Get ready to pay for a higher interest on your mortgage in 2017

Are you prepared for a higher interest rate on your mortgage next year?

Earlier this month, the U.S. Federal Reserve raised its benchmark interest rate from 0.5% to 0.75%. Mortgage rates have followed in lockstep, hitting levels not seen in more than two years.

And they could be going higher.

Economists at BMO Capital Markets say the Fed is probably going to look at two more interest rate hikes next year, bringing the benchmark rate to 1.25%. The Fed itself is projecting three hikes. For anyone with a fixed-rate mortgage, there’s probably little to worry about. But if you’re variable, or even refinancing a fixed-rate, be prepared to pay more.

There’s already evidence out there that Americans are bracing for more expensive mortgages. Data from shows that mortgage applications have spiked this month — an unusual event, as most Americans are too busy preparing for the holiday season this time of year to be house hunting.

Check out the graph below, originally reported by The Wall Street Journal.

While anyone planning to buy a home is no doubt closely studying mortgage rates, they should also be watching the bond market. Bond yields determine mortgage rates, and if recent moves are any indication, yields are going higher.

The two-year U.S. Treasury bond recently saw its yield rise 35 basis points to 1.2% — the highest mark in more than seven years.

Another factor that could push interest rates even higher next year is the presidency of Donald Trump, whose policies are seen as potentially inflationary — which could force the Fed to hike interest rates even faster. (For anyone who might have slept through their Economics 101 class, inflation refers to rising prices for goods and services — something that happens when demand for those things goes up. Because Trump’s policies focus on growing the economy, the expectation is wages and job availability will rise as a result, sparking more demand.)

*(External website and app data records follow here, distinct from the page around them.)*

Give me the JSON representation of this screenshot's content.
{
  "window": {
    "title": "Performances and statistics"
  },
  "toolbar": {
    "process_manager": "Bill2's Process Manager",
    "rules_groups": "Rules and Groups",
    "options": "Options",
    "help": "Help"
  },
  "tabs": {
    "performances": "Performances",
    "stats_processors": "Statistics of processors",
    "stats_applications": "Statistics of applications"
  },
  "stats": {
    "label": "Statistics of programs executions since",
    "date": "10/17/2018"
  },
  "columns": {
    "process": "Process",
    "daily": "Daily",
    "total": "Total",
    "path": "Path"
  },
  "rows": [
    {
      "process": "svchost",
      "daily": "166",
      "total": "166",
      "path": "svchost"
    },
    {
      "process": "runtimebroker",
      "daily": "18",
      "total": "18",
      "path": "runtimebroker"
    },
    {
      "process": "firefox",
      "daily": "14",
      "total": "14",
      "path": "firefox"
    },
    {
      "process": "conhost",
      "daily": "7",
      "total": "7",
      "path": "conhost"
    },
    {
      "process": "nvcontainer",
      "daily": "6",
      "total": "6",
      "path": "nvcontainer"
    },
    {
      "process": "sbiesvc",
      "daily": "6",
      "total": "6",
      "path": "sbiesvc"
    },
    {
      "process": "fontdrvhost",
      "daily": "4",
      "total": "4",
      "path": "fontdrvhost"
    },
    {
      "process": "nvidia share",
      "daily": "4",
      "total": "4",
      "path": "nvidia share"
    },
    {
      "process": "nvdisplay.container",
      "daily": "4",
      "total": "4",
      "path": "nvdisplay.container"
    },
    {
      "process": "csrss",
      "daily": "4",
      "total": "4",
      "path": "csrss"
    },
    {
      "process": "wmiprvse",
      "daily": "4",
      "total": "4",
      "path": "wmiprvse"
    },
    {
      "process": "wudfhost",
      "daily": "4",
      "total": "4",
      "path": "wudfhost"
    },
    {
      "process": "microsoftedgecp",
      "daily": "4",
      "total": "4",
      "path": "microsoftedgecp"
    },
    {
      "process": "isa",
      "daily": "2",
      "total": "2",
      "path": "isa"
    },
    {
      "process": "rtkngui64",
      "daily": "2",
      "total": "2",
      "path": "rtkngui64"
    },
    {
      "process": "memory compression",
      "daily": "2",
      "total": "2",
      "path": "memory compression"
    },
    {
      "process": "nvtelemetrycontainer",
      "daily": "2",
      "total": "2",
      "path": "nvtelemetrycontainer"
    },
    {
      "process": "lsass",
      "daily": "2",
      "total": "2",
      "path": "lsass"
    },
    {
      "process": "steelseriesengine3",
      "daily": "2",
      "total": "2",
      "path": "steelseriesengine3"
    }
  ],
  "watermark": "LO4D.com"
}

Either way, if you’re in the market for a mortgage next year, you’re going to have to think long and hard about going with a fixed-rate or a variable-rate. For the last decade, variable has easily been the better call. But that could change if interest rates keep creeping up.